Records for the exercise START

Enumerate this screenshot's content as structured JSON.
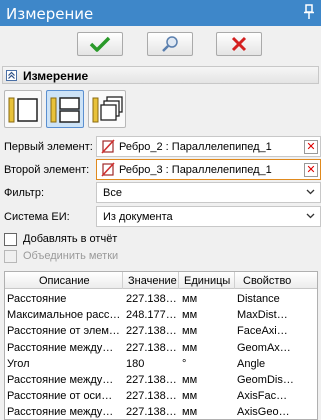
{
  "window": {
    "title": "Измерение"
  },
  "toolbar": {
    "ok": "ok",
    "preview": "preview",
    "cancel": "cancel"
  },
  "section": {
    "title": "Измерение"
  },
  "fields": {
    "first_label": "Первый элемент:",
    "first_value": "Ребро_2 : Параллелепипед_1",
    "second_label": "Второй элемент:",
    "second_value": "Ребро_3 : Параллелепипед_1",
    "filter_label": "Фильтр:",
    "filter_value": "Все",
    "units_label": "Система ЕИ:",
    "units_value": "Из документа"
  },
  "checks": {
    "add_report": "Добавлять в отчёт",
    "merge_labels": "Объединить метки"
  },
  "table": {
    "headers": [
      "Описание",
      "Значение",
      "Единицы",
      "Свойство"
    ],
    "rows": [
      [
        "Расстояние",
        "227.138…",
        "мм",
        "Distance"
      ],
      [
        "Максимальное расс…",
        "248.177…",
        "мм",
        "MaxDist…"
      ],
      [
        "Расстояние от элем…",
        "227.138…",
        "мм",
        "FaceAxi…"
      ],
      [
        "Расстояние между…",
        "227.138…",
        "мм",
        "GeomAx…"
      ],
      [
        "Угол",
        "180",
        "°",
        "Angle"
      ],
      [
        "Расстояние между…",
        "227.138…",
        "мм",
        "GeomDis…"
      ],
      [
        "Расстояние от оси…",
        "227.138…",
        "мм",
        "AxisFac…"
      ],
      [
        "Расстояние между…",
        "227.138…",
        "мм",
        "AxisGeo…"
      ]
    ]
  }
}
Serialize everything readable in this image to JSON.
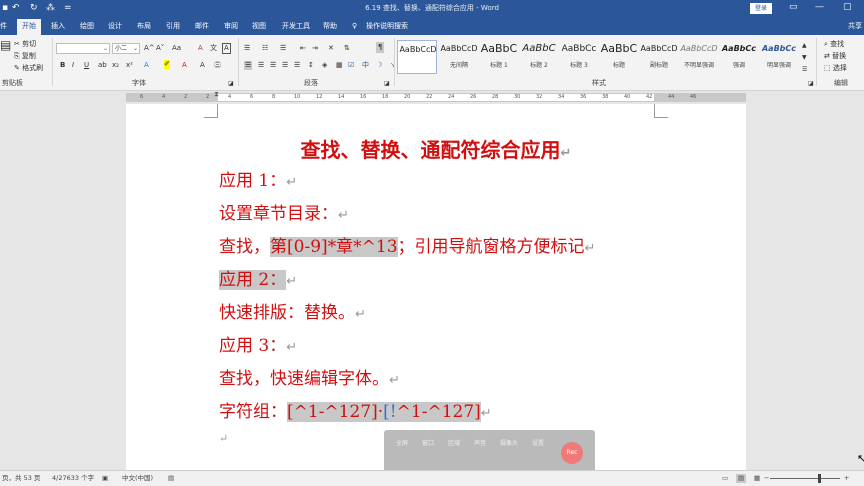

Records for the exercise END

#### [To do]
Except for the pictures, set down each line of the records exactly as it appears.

#### [Your response]
Enumerate this screenshot's content as structured JSON.
{
  "window": {
    "title": "Измерение"
  },
  "toolbar": {
    "ok": "ok",
    "preview": "preview",
    "cancel": "cancel"
  },
  "section": {
    "title": "Измерение"
  },
  "fields": {
    "first_label": "Первый элемент:",
    "first_value": "Ребро_2 : Параллелепипед_1",
    "second_label": "Второй элемент:",
    "second_value": "Ребро_3 : Параллелепипед_1",
    "filter_label": "Фильтр:",
    "filter_value": "Все",
    "units_label": "Система ЕИ:",
    "units_value": "Из документа"
  },
  "checks": {
    "add_report": "Добавлять в отчёт",
    "merge_labels": "Объединить метки"
  },
  "table": {
    "headers": [
      "Описание",
      "Значение",
      "Единицы",
      "Свойство"
    ],
    "rows": [
      [
        "Расстояние",
        "227.138…",
        "мм",
        "Distance"
      ],
      [
        "Максимальное расс…",
        "248.177…",
        "мм",
        "MaxDist…"
      ],
      [
        "Расстояние от элем…",
        "227.138…",
        "мм",
        "FaceAxi…"
      ],
      [
        "Расстояние между…",
        "227.138…",
        "мм",
        "GeomAx…"
      ],
      [
        "Угол",
        "180",
        "°",
        "Angle"
      ],
      [
        "Расстояние между…",
        "227.138…",
        "мм",
        "GeomDis…"
      ],
      [
        "Расстояние от оси…",
        "227.138…",
        "мм",
        "AxisFac…"
      ],
      [
        "Расстояние между…",
        "227.138…",
        "мм",
        "AxisGeo…"
      ]
    ]
  }
}
Serialize everything readable in this image to JSON.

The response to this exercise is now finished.